▸ BRIEF: Wherever the word "JSON" turns up in a line of the entries, copy that line.

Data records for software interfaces
+===+

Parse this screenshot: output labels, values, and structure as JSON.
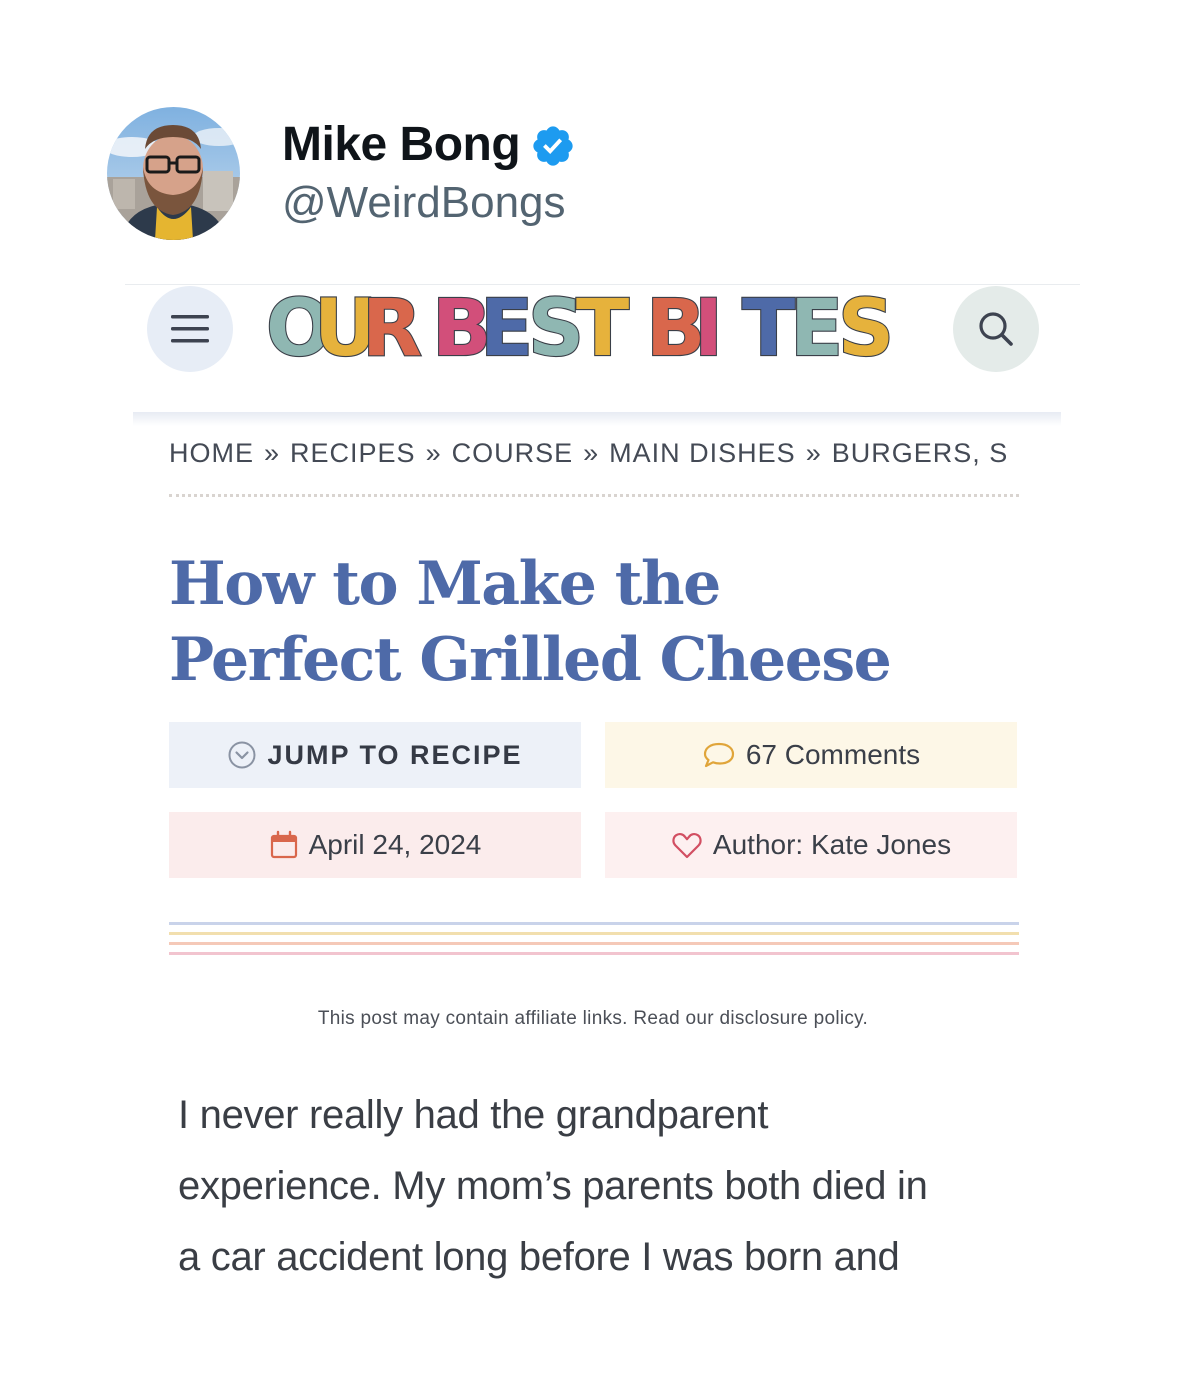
{
  "tweet": {
    "display_name": "Mike Bong",
    "handle": "@WeirdBongs"
  },
  "site": {
    "logo_words": [
      "OUR",
      "BEST",
      "BITES"
    ],
    "logo_letter_colors": [
      "#8fb7b2",
      "#e6b23c",
      "#d9674c",
      "#d24f7a",
      "#4e6aa8",
      "#8fb7b2",
      "#e6b23c",
      "#d9674c",
      "#d24f7a",
      "#4e6aa8",
      "#8fb7b2",
      "#e6b23c"
    ],
    "breadcrumb": [
      "HOME",
      "RECIPES",
      "COURSE",
      "MAIN DISHES",
      "BURGERS, S"
    ],
    "breadcrumb_separator": "»"
  },
  "post": {
    "title_line1": "How to Make the",
    "title_line2": "Perfect Grilled Cheese",
    "jump_label": "JUMP TO RECIPE",
    "comments_label": "67 Comments",
    "date_label": "April 24, 2024",
    "author_label": "Author: Kate Jones",
    "affiliate_note": "This post may contain affiliate links. Read our disclosure policy.",
    "body_line1": "I never really had the grandparent",
    "body_line2": "experience. My mom’s parents both died in",
    "body_line3": "a car accident long before I was born and"
  },
  "colors": {
    "verified_blue": "#1d9bf0",
    "title_blue": "#4e6aa8",
    "rainbow": [
      "#c9d3ea",
      "#f2dfae",
      "#f5c9b8",
      "#f2c4cf"
    ]
  }
}
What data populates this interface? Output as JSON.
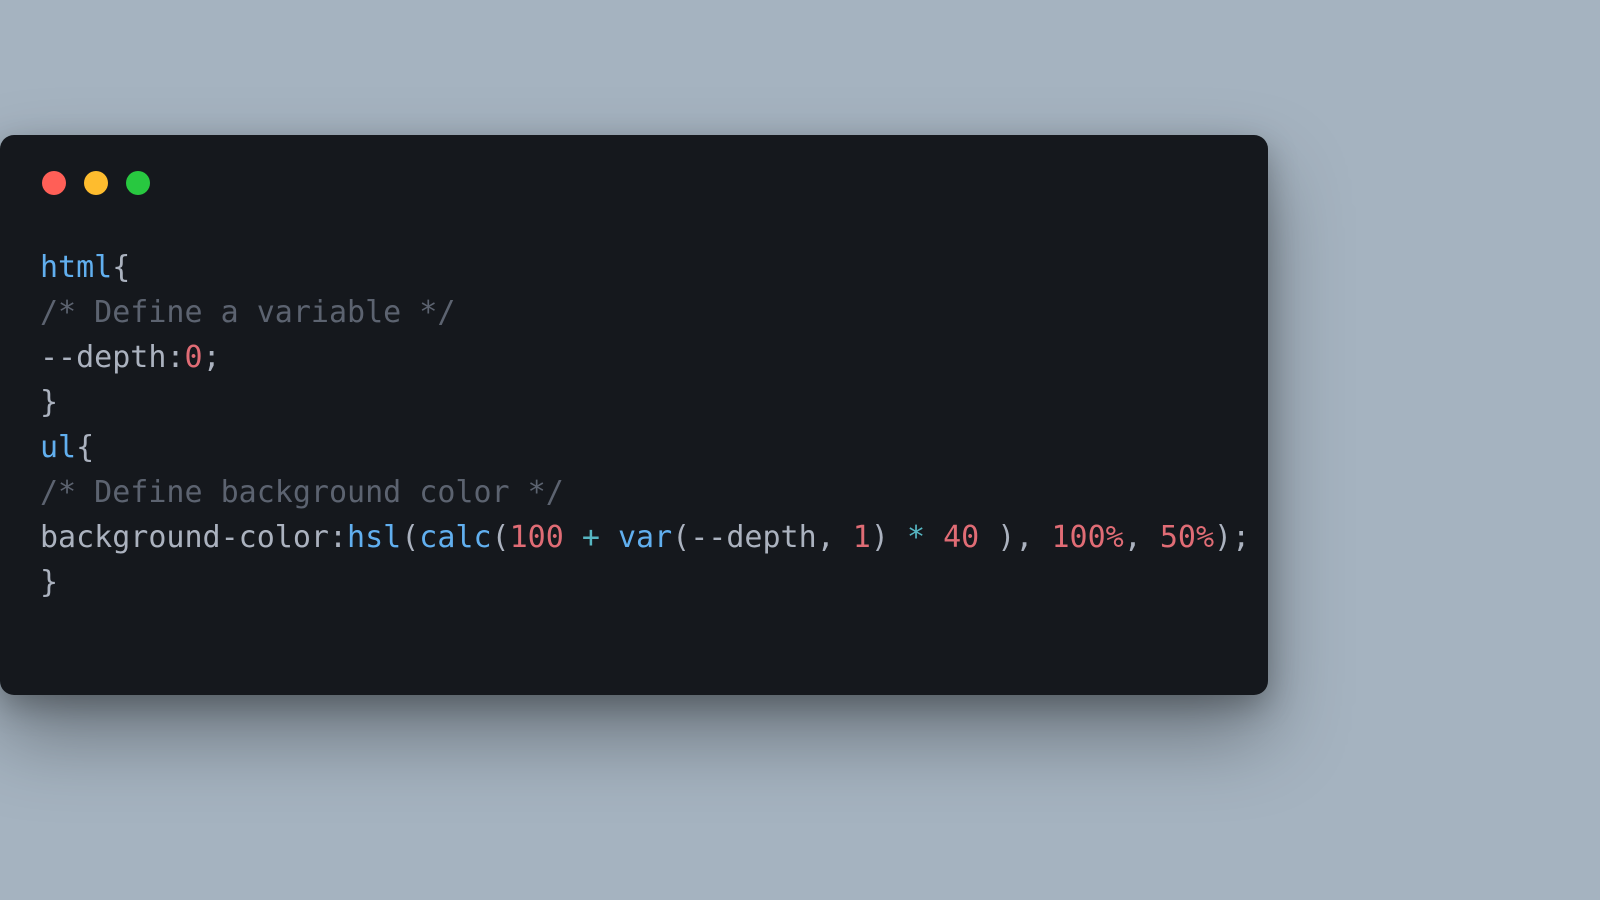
{
  "window": {
    "traffic": {
      "close_color": "#ff5f57",
      "minimize_color": "#febc2e",
      "zoom_color": "#28c840"
    }
  },
  "code": {
    "l1_sel": "html",
    "l1_brace": "{",
    "l2_comment": "/* Define a variable */",
    "l3_prop": "--depth",
    "l3_colon": ":",
    "l3_val": "0",
    "l3_semi": ";",
    "l4_brace": "}",
    "l5_sel": "ul",
    "l5_brace": "{",
    "l6_comment": "/* Define background color */",
    "l7_prop": "background-color",
    "l7_colon": ":",
    "l7_fn_hsl": "hsl",
    "l7_p1": "(",
    "l7_fn_calc": "calc",
    "l7_p2": "(",
    "l7_n100": "100",
    "l7_plus": " + ",
    "l7_fn_var": "var",
    "l7_p3": "(",
    "l7_varname": "--depth",
    "l7_comma1": ", ",
    "l7_n1": "1",
    "l7_p3c": ")",
    "l7_star": " * ",
    "l7_n40": "40",
    "l7_sp40": " ",
    "l7_p2c": ")",
    "l7_comma2": ", ",
    "l7_n100p": "100%",
    "l7_comma3": ", ",
    "l7_n50p": "50%",
    "l7_p1c": ")",
    "l7_semi": ";",
    "l8_brace": "}"
  }
}
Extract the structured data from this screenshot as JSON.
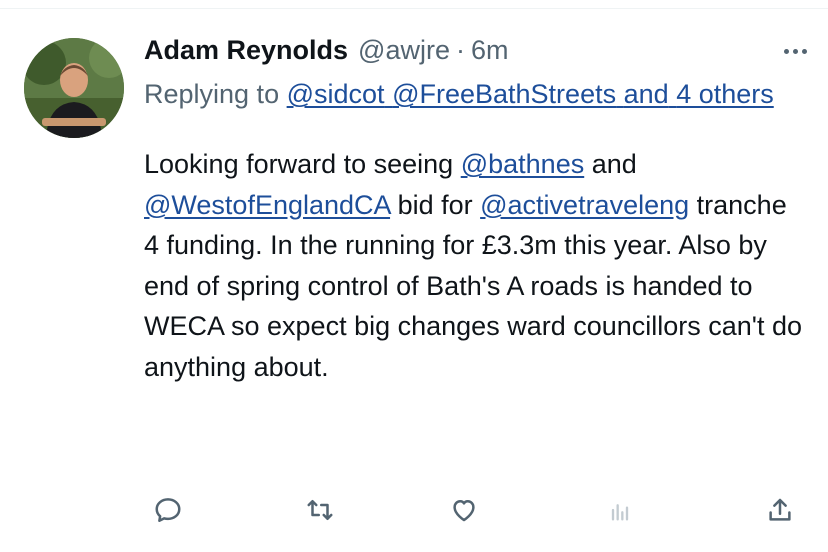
{
  "tweet": {
    "author": {
      "display_name": "Adam Reynolds",
      "handle": "@awjre",
      "separator": "·",
      "time": "6m"
    },
    "replying": {
      "prefix": "Replying to",
      "mention1": "@sidcot",
      "mention2": "@FreeBathStreets",
      "and_text": "and",
      "others": "4 others"
    },
    "body": {
      "t1": "Looking forward to seeing",
      "m_bathnes": "@bathnes",
      "t2": "and",
      "m_weca": "@WestofEnglandCA",
      "t3": "bid for",
      "m_active": "@activetraveleng",
      "t4": "tranche 4 funding. In the running for £3.3m this year. Also by end of spring control of Bath's A roads is handed to WECA so expect big changes ward councillors can't do anything about."
    },
    "actions": {
      "reply": "reply-icon",
      "retweet": "retweet-icon",
      "like": "heart-icon",
      "views": "analytics-icon",
      "share": "share-icon"
    }
  },
  "colors": {
    "text": "#0f1419",
    "secondary": "#536471",
    "link": "#1d4e9a"
  }
}
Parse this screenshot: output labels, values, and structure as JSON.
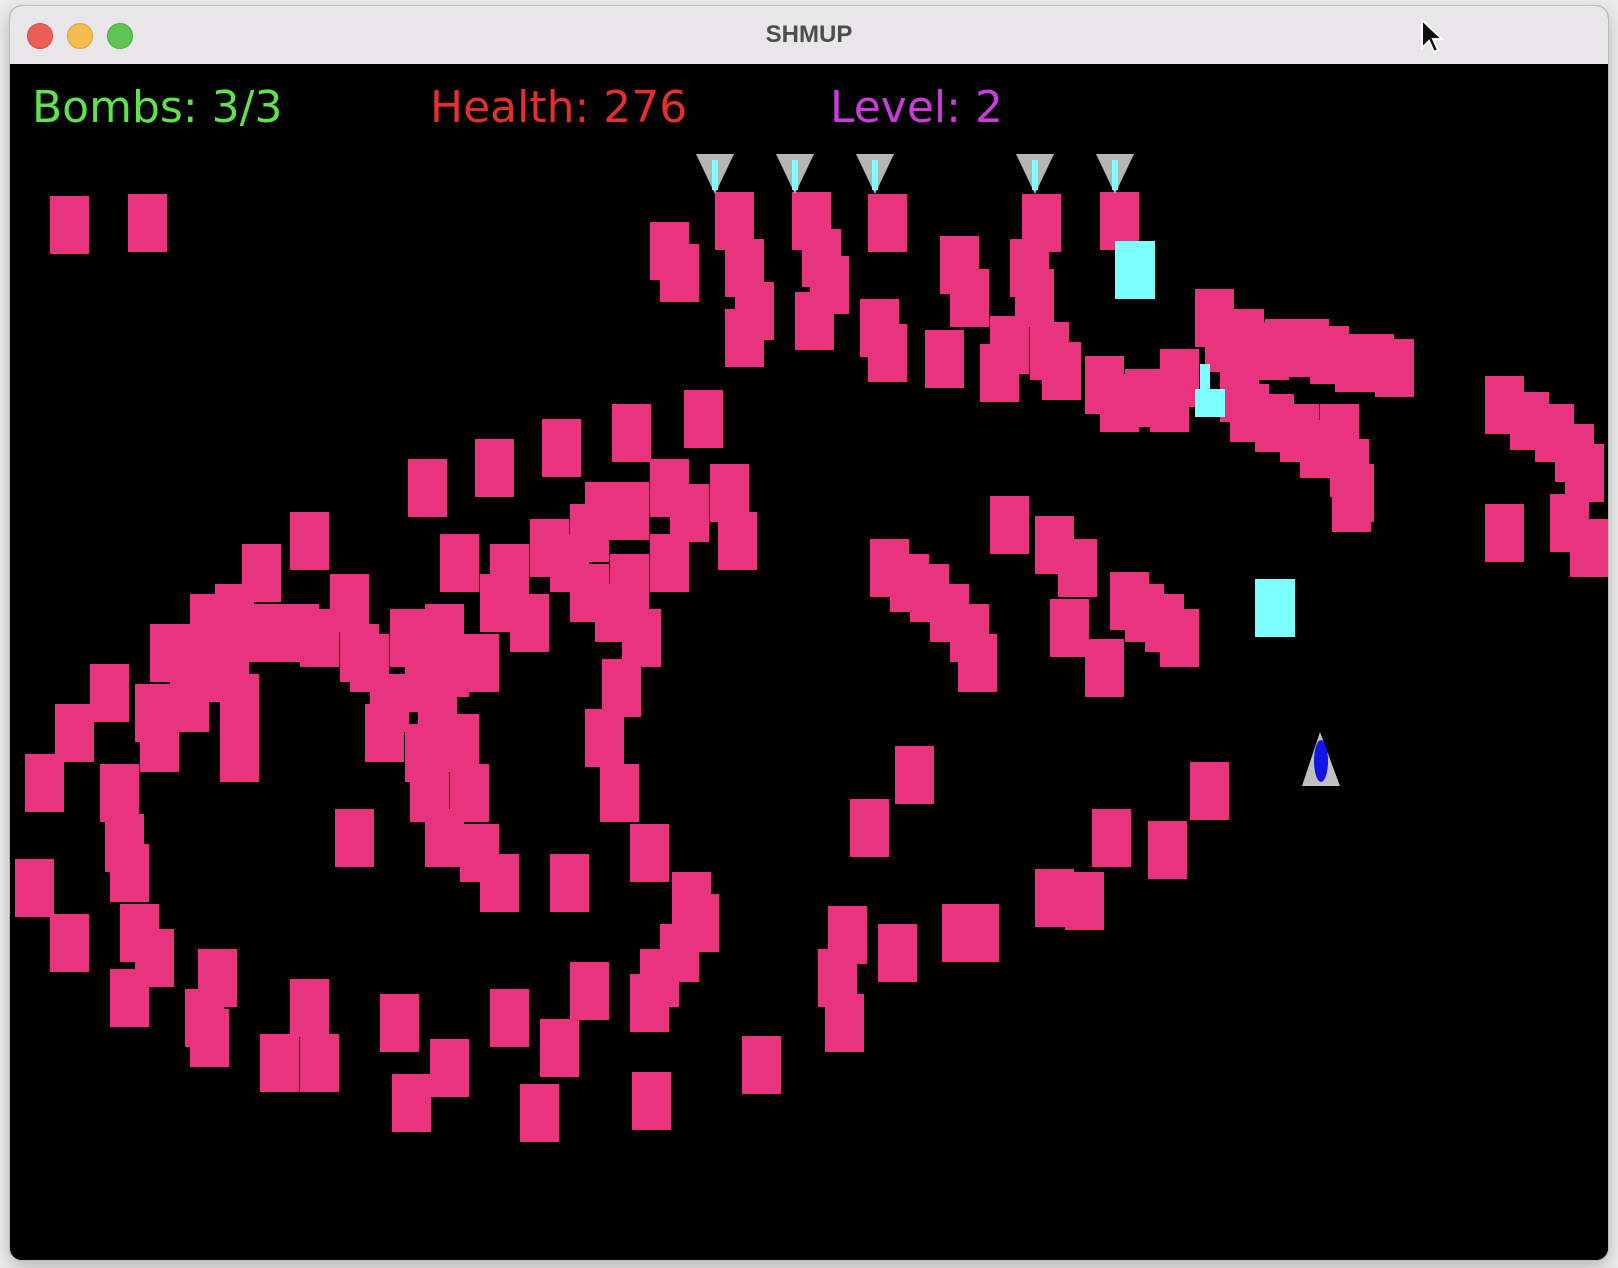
{
  "window": {
    "title": "SHMUP"
  },
  "hud": {
    "bombs": "Bombs: 3/3",
    "health": "Health: 276",
    "level": "Level: 2",
    "colors": {
      "bombs": "#5fe34a",
      "health": "#e2302b",
      "level": "#c93bdb"
    }
  },
  "colors": {
    "background": "#000000",
    "block": "#e8337f",
    "cyan": "#7cffff",
    "ship_body": "#c0c0c0",
    "ship_core": "#1414e6"
  },
  "icons": {
    "player": "player-ship-icon",
    "turret": "enemy-turret-icon",
    "cursor": "mouse-cursor-icon"
  }
}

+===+

▸ EXPECTED OUTPUT:
Parse this screenshot: output labels, values, and structure as JSON.
What data populates this interface? Output as JSON.
Extract the structured data from this screenshot as JSON.
Parse this screenshot: output labels, values, and structure as JSON.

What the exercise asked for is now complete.